I’ve seen a handful of news articles recently concerning law enforcement agencies branding photography as a terrorism related activity.
A new campaign by the Chicago Transit Authority suggests that civilians report photographers the same way they should report unattended packages and suspicious persons (coverage by NBC Chicago: Losing Focus: CTA Warns Against Excessive Photography).
There was also a recent article about photographers in the United Kingdom protesting the police’s ability (under anti-terrorism laws) to stop and search anyone for any or no reason; which, apparently, has been used as the excuse to harass photographers (CNN is carrying this story: Photographers protest over UK terror law). Luckily for them the European Court of Human Rights ruled that this legal power is a violation human rights.
But, on to the main point (there are hundreds of similar articles about photographers being harassed under the guise of anti-terrorism). At first glance we would probably think that it likely for terrorists (or would-be terrorists) to take photographs of the locations they’re planning to attack. It’s what happens in all the movies, right? Well, it is, in fact, entirely wrong.
I’d highly recommend reading through Bruce Schneier’s essay on the matter from June 2008: The War on Photography. He covers the topic far better than I could.
Go read the whole thing (it’s only about a page), but here’s the most relevant excerpts:
Clearly any terrorist is going to first photograph his target, so vigilance is required.
Except that it’s nonsense. The 9/11 terrorists didn’t photograph anything. Nor did the London transport bombers, the Madrid subway bombers, or the liquid bombers arrested in 2006. Timothy McVeigh didn’t photograph the Oklahoma City Federal Building. The Unabomber didn’t photograph anything; neither did shoe-bomber Richard Reid. Photographs aren’t being found amongst the papers of Palestinian suicide bombers. The IRA wasn’t known for its photography. Even those manufactured terrorist plots that the US government likes to talk about — the Ft. Dix terrorists, the JFK airport bombers, the Miami 7, the Lackawanna 6 — no photography.
So why the focus on photography?
Because it’s a movie-plot threat.
A movie-plot threat is a specific threat, vivid in our minds like the plot of a movie. You remember them from the months after the 9/11 attacks: anthrax spread from crop dusters, a contaminated milk supply, terrorist scuba divers armed with almanacs. Our imaginations run wild with detailed and specific threats, from the news, and from actual movies and television shows. These movie plots resonate in our minds and in the minds of others we talk to. And many of us get scared.

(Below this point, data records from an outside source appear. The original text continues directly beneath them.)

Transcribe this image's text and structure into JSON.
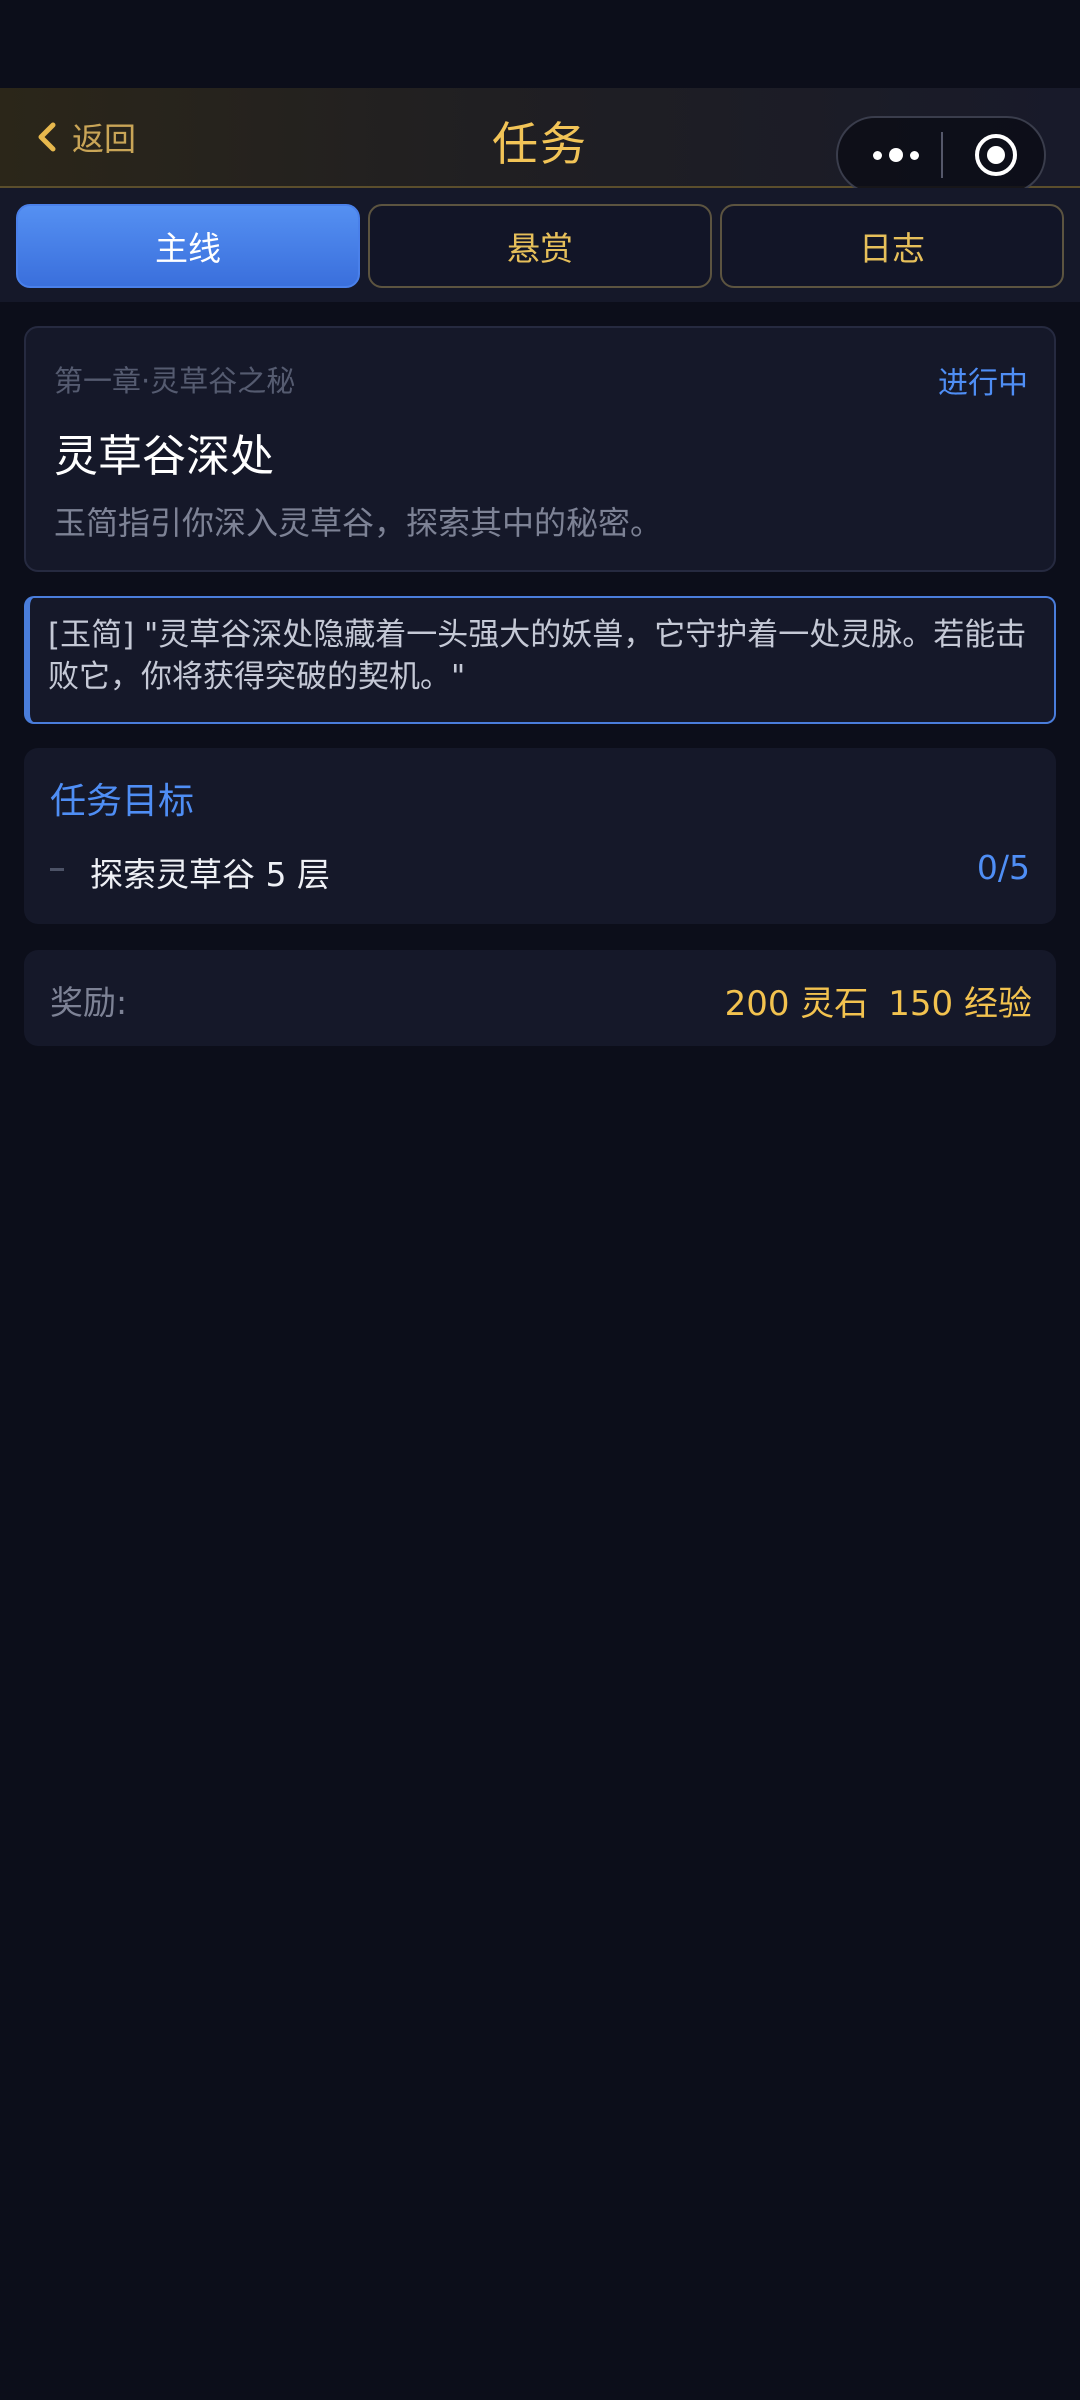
{
  "header": {
    "back_label": "返回",
    "title": "任务",
    "capsule_more_icon": "more-dots-icon",
    "capsule_close_icon": "target-circle-icon"
  },
  "tabs": [
    {
      "label": "主线",
      "active": true
    },
    {
      "label": "悬赏",
      "active": false
    },
    {
      "label": "日志",
      "active": false
    }
  ],
  "quest": {
    "chapter": "第一章·灵草谷之秘",
    "status": "进行中",
    "title": "灵草谷深处",
    "description": "玉简指引你深入灵草谷，探索其中的秘密。"
  },
  "dialogue": {
    "text": "[玉简] \"灵草谷深处隐藏着一头强大的妖兽，它守护着一处灵脉。若能击败它，你将获得突破的契机。\""
  },
  "objectives": {
    "title": "任务目标",
    "items": [
      {
        "text": "探索灵草谷 5 层",
        "progress": "0/5",
        "current": 0,
        "total": 5
      }
    ]
  },
  "rewards": {
    "label": "奖励:",
    "items": [
      "200 灵石",
      "150 经验"
    ]
  },
  "colors": {
    "background": "#0c0e1a",
    "card": "#151829",
    "gold": "#f2c457",
    "blue_accent": "#4f8ef5",
    "active_tab": "#4a80ea"
  }
}
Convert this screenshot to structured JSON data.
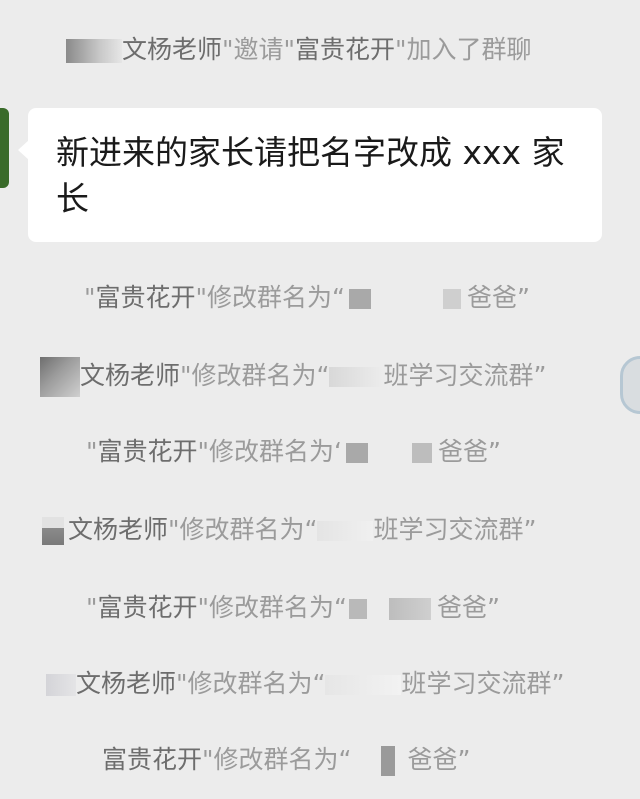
{
  "messages": [
    {
      "type": "system",
      "q1": "\"",
      "name1": "文杨老师",
      "q2": "\"",
      "verb": "邀请",
      "q3": "\"",
      "name2": "富贵花开",
      "q4": "\"",
      "tail": "加入了群聊"
    },
    {
      "type": "chat",
      "text": "新进来的家长请把名字改成 xxx 家长"
    },
    {
      "type": "system",
      "q1": "\"",
      "name": "富贵花开",
      "q2": "\"",
      "action": "修改群名为",
      "qopen": "“",
      "tail": "爸爸",
      "qclose": "”"
    },
    {
      "type": "system",
      "name": "文杨老师",
      "q2": "\"",
      "action": "修改群名为",
      "qopen": "“",
      "tail": "班学习交流群",
      "qclose": "”"
    },
    {
      "type": "system",
      "q1": "\"",
      "name": "富贵花开",
      "q2": "\"",
      "action": "修改群名为",
      "qopen": "‘",
      "tail": "爸爸",
      "qclose": "”"
    },
    {
      "type": "system",
      "name": "文杨老师",
      "q2": "\"",
      "action": "修改群名为",
      "qopen": "“",
      "tail": "班学习交流群",
      "qclose": "”"
    },
    {
      "type": "system",
      "q1": "\"",
      "name": "富贵花开",
      "q2": "\"",
      "action": "修改群名为",
      "qopen": "“",
      "tail": "爸爸",
      "qclose": "”"
    },
    {
      "type": "system",
      "name": "文杨老师",
      "q2": "\"",
      "action": "修改群名为",
      "qopen": "“",
      "tail": "班学习交流群",
      "qclose": "”"
    },
    {
      "type": "system",
      "name": "富贵花开",
      "q2": "\"",
      "action": "修改群名为",
      "qopen": "“",
      "tail": "爸爸",
      "qclose": "”"
    }
  ]
}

Now go read the whole article to see why movie-plot threats are the stupidest thing to guard against.
And don’t harass photographers for taking pictures.